What is being asked. Using the data beneath, show every line that includes the word "VALENTINA".
Material to process section start
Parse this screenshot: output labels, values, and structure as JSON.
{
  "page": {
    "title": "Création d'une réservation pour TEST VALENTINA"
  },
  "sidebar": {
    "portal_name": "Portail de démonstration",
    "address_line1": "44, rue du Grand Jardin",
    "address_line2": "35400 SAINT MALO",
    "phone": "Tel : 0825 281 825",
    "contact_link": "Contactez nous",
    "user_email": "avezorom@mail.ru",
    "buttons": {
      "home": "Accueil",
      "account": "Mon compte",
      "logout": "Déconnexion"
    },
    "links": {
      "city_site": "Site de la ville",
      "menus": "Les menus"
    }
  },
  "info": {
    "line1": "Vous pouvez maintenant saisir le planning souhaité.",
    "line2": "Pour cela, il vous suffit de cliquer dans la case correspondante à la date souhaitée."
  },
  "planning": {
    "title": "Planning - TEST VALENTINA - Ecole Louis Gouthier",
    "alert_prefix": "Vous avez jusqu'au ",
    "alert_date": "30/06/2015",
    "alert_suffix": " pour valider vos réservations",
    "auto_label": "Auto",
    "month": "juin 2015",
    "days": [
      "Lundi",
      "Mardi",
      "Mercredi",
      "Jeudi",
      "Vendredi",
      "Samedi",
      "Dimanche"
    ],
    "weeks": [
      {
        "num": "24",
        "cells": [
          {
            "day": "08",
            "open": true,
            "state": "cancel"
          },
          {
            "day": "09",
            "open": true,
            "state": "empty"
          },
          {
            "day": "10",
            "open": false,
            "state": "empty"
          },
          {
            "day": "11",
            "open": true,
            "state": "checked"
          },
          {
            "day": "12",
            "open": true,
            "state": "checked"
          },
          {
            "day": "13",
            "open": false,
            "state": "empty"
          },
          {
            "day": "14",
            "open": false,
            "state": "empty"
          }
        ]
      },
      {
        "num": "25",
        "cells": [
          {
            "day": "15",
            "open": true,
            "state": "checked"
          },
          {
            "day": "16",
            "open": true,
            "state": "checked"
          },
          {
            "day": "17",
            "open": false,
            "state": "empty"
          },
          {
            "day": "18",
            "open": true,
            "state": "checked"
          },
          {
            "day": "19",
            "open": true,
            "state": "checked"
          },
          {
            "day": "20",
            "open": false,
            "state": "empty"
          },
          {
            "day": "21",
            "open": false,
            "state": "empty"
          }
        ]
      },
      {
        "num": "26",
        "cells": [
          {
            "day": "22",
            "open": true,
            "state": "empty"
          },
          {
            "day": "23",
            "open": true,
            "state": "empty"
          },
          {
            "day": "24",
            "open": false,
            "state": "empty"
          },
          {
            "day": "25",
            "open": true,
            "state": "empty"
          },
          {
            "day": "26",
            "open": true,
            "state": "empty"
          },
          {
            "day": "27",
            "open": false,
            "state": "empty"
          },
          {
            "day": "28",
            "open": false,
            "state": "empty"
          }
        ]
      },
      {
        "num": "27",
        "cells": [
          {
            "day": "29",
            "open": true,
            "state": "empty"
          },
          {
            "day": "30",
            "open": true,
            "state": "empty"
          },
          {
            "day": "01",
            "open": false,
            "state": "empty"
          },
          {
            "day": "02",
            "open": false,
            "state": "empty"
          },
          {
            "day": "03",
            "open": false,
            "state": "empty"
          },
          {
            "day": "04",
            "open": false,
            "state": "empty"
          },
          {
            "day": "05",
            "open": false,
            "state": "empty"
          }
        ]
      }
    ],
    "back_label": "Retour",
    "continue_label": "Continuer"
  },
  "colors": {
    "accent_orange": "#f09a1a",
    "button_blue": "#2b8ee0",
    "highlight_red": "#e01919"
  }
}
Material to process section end
Output for this task.
    "title": "Création d'une réservation pour TEST VALENTINA"
    "title": "Planning - TEST VALENTINA - Ecole Louis Gouthier",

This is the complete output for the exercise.